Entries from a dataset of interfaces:
* * * * * * * * *
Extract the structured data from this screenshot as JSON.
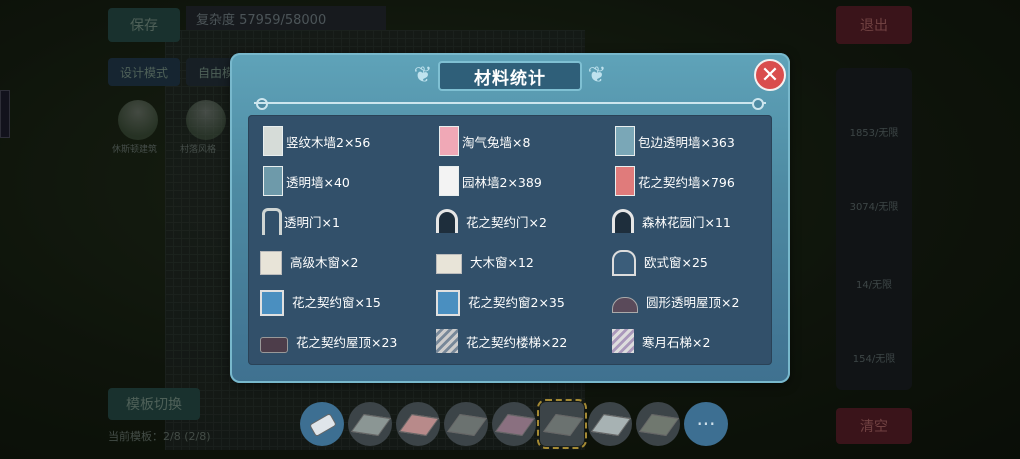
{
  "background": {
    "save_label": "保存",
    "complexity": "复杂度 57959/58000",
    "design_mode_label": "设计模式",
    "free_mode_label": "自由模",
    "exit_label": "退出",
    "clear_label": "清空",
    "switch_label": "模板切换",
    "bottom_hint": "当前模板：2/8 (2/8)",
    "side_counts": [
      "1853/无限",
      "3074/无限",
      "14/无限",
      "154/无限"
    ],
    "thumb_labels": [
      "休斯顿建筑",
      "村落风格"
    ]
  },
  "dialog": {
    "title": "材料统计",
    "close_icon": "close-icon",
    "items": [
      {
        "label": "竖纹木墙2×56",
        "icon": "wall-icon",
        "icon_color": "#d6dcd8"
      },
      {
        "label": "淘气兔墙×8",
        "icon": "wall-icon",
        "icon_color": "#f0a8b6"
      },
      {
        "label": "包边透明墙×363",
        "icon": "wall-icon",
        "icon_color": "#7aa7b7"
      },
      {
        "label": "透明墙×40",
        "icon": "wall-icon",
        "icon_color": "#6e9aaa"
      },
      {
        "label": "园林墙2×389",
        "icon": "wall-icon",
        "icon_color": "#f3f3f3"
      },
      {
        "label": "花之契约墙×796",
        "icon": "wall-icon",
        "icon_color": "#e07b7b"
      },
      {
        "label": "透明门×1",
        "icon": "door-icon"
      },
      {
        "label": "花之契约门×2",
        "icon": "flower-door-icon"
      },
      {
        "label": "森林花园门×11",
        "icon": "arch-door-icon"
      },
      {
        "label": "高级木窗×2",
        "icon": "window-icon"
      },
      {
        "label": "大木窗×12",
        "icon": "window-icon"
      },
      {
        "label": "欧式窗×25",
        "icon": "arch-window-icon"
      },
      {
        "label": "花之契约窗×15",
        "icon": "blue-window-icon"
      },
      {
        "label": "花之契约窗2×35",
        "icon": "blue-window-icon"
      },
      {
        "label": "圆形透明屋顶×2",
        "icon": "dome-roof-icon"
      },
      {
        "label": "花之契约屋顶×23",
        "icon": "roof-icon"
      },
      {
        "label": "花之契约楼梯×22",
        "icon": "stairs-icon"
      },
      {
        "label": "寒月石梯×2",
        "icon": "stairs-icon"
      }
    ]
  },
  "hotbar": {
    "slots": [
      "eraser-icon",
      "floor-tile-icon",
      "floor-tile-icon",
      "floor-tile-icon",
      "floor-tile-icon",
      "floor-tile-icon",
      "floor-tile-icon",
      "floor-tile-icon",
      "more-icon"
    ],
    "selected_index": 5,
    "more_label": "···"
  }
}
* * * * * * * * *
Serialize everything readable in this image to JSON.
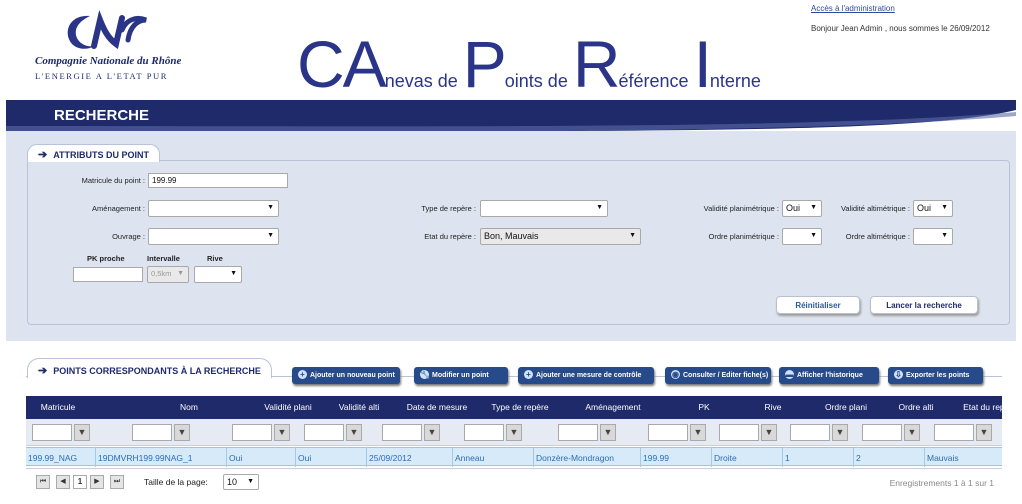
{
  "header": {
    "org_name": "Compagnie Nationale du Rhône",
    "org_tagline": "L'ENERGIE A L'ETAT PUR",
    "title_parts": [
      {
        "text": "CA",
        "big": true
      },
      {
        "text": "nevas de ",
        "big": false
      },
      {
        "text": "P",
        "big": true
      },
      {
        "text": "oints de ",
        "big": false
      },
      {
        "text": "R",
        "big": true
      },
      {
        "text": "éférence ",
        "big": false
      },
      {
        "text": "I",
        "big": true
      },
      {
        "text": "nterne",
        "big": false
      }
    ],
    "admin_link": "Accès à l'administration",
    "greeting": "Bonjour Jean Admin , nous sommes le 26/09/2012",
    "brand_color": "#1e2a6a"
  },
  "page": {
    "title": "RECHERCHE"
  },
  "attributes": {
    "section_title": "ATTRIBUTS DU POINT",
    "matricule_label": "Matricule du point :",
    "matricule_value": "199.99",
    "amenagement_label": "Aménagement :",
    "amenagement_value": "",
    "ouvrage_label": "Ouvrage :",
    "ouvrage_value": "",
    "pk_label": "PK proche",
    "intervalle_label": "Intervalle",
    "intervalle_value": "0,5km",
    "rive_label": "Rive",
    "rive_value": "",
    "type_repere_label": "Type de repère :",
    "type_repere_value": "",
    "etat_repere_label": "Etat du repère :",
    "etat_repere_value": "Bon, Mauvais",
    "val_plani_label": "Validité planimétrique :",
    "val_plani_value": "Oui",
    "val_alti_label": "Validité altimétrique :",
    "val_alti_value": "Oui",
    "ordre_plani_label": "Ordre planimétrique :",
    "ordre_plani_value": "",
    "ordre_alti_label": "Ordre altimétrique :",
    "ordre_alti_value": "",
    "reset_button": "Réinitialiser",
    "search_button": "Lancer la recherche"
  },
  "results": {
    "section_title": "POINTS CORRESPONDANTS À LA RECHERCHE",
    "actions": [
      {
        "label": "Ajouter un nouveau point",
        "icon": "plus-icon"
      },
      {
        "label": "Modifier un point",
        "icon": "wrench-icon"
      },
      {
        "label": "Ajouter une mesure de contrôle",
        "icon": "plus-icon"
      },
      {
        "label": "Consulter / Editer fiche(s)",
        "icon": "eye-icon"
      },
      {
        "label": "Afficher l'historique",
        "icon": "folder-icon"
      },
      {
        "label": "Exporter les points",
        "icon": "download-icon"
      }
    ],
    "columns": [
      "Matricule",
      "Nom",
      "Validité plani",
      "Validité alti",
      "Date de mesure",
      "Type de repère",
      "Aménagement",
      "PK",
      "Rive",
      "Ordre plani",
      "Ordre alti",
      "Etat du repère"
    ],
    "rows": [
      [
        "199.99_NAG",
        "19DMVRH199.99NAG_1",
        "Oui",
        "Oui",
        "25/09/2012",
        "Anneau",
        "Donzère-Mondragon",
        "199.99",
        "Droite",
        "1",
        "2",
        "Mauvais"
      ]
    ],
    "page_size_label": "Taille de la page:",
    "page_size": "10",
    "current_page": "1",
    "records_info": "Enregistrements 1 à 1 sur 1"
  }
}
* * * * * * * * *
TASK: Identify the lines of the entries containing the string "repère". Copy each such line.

OUTPUT:
    "type_repere_label": "Type de repère :",
    "etat_repere_label": "Etat du repère :",
      "Type de repère",
      "Etat du repère"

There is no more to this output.